Atet stood by the small open grave, staring upon the face of her son. Ma’nakhtuf’s body lay crushed and broken, though his face remained unscathed by the falling stone. Only the frozen grimace of final anguish told the full tale. A sculptor by trade, but a dutiful son by heart, he had the gift of beauty in both body and soul.
Turning away, Atet faced the setting sun. The Pyramid’s glory shown more distinctly as the golden rays of the gods caressed its edges. For this, her son had lived, and for this, he had died.
The slender figure of her sister, Khumit, wrapped in a long dress, swayed across the cooling evening sands and approached with hands outstretched. No words needed, they embraced, and Khumit clung with devotion born of mutual suffering.
Pulling back, Khumit plumbed the depths of Atet’s despairing eyes. “They will come and set him to rest. His spirit—”
Atet jerked away; her eyes barren of dreams, her soul dead to hope. “The gods live on; the pharaohs live on; the glorious and the wealthy live on, but my son is dead to this world and to the next.”
With a swift wave, Khumit encompassed the mighty structure. “His work lives in the pyramid, the home of the gods. All who served faithfully will outlast the ages.”
A procession of men, women, and children wound serpentine fashion across the sands toward the gravesite. Clouds of incense floated before them, rising like an evening oblation.
Khumit gripped her sister’s arm and drew her back to the graveside. “It is time to say goodbye; allow your son to find a new abode.”
Atet stared at the grimaced face of her dead child, and like the incense floating aloft, she offered a prayer. What I see with my eyes destroys all joy, but what I hope with my heart offers my only strength. May you live on, my son, and take your beauty with you.”
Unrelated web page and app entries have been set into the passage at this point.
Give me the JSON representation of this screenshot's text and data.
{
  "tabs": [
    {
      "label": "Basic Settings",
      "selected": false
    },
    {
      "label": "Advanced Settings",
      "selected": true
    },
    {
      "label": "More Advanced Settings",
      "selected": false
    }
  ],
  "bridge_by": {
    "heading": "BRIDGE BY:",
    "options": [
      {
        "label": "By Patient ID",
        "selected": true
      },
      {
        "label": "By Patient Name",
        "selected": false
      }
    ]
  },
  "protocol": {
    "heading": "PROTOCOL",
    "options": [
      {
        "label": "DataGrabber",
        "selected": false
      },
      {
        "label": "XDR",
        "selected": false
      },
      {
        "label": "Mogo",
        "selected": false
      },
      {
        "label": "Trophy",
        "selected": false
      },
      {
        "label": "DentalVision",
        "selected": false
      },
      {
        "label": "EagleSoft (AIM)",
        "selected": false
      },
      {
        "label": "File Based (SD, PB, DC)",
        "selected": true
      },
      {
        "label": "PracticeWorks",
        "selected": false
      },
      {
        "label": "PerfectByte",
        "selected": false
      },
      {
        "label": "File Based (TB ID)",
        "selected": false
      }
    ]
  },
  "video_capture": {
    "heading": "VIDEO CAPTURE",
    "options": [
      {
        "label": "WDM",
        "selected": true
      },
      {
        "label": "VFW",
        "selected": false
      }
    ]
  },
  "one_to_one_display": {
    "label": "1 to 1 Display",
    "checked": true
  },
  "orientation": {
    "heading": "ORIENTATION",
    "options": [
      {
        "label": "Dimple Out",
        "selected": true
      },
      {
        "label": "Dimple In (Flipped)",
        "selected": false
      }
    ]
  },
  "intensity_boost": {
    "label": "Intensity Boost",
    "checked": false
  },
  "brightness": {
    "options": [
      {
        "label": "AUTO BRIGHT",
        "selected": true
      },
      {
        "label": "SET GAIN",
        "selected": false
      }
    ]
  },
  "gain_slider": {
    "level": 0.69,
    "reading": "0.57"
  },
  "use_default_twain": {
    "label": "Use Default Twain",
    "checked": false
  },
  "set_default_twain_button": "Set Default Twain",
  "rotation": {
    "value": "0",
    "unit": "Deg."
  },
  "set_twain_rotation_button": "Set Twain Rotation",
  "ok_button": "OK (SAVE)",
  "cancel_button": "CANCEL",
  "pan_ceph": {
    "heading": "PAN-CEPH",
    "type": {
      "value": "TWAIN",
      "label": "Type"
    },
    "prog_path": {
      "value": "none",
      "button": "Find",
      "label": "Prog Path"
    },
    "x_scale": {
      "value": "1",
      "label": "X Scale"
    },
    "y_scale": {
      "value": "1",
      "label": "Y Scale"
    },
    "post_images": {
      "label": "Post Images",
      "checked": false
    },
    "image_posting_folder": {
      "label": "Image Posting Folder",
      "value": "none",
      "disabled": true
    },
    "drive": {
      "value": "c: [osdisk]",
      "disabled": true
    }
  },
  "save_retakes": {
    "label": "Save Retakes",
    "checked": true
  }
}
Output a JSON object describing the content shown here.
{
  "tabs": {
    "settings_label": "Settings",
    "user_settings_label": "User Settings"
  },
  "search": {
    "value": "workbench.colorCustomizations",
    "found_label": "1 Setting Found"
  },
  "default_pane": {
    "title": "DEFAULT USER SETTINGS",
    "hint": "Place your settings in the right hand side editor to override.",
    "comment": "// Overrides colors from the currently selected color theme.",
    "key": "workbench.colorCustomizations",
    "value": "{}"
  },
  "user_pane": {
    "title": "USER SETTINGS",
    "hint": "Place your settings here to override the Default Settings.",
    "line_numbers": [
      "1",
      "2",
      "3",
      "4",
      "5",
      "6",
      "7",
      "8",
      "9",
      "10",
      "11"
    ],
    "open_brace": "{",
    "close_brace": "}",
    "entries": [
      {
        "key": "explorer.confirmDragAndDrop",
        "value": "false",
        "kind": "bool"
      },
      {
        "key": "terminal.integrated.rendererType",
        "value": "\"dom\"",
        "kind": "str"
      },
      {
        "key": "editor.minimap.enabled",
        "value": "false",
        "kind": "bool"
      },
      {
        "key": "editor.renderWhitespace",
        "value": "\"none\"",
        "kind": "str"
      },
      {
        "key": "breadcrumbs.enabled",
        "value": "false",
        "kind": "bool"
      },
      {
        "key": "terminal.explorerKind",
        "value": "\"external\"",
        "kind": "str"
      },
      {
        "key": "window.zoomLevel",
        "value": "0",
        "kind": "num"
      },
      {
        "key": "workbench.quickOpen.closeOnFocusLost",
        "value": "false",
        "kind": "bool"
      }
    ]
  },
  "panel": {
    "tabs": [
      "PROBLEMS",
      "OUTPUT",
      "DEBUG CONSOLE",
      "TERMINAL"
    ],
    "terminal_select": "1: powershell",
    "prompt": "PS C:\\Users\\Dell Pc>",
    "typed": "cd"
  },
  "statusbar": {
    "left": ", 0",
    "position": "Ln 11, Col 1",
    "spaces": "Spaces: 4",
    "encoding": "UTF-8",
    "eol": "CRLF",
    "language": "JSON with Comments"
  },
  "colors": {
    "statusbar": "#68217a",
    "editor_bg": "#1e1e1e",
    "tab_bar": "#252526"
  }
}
Commander Rumson of Crestar, Reporting on the Third Planet—District 48.788.
There have been few significant changes since my last report, though I have seen Luxonian activity in the area. I also passed an Ingoti trader in close proximity. We’re not the only ones keeping an eye on this planet.
One point of interest—a new pyramid structure is now set in a vast desert. I came in for a better view and have attached the measurements and significant data. This is a surprising achievement considering their lack of tools. Circling above, I could detect no discernable purpose for the structure. Interested, I ventured closer for a more intimate view and discovered a funeral procession in progress. As I observed superstitious traditions typical of this species and of no particular value to us, I ended my tour.
My current analysis for the Crestonian Science Department—as a race obsessed with structures, humans make exceptional use of tools. Devotion to their dead, though motivational to some, remains useless to us. Perhaps, given time, they will join passion with purpose and develop something we can value. Until then, I recommend we maintain regular observation but take no further action. After all, their pyramids may last longer than they do.
Novels by A. K. Frailey
Last of Her Kind http://amzn.to/2y1HJvg
Ishtar’s Redemption http://amzn.to/2kHKLtN
Neb the Great http://amzn.to/2kS1Ylm
Georgios I—Hidden Heritage http://amzn.to/2lscPWg
Georgios II—A Chosen People http://amzn.to/2lTK0mu
Melchior—Vengeance Is Mine http://amzn.to/2taeW2r
The Adventures of Tally-Ho http://amzn.to/2sLfcI5
The Road Goes Ever On—A Christian Journey Through The Lord of the Rings http://amzn.to/2lWBd00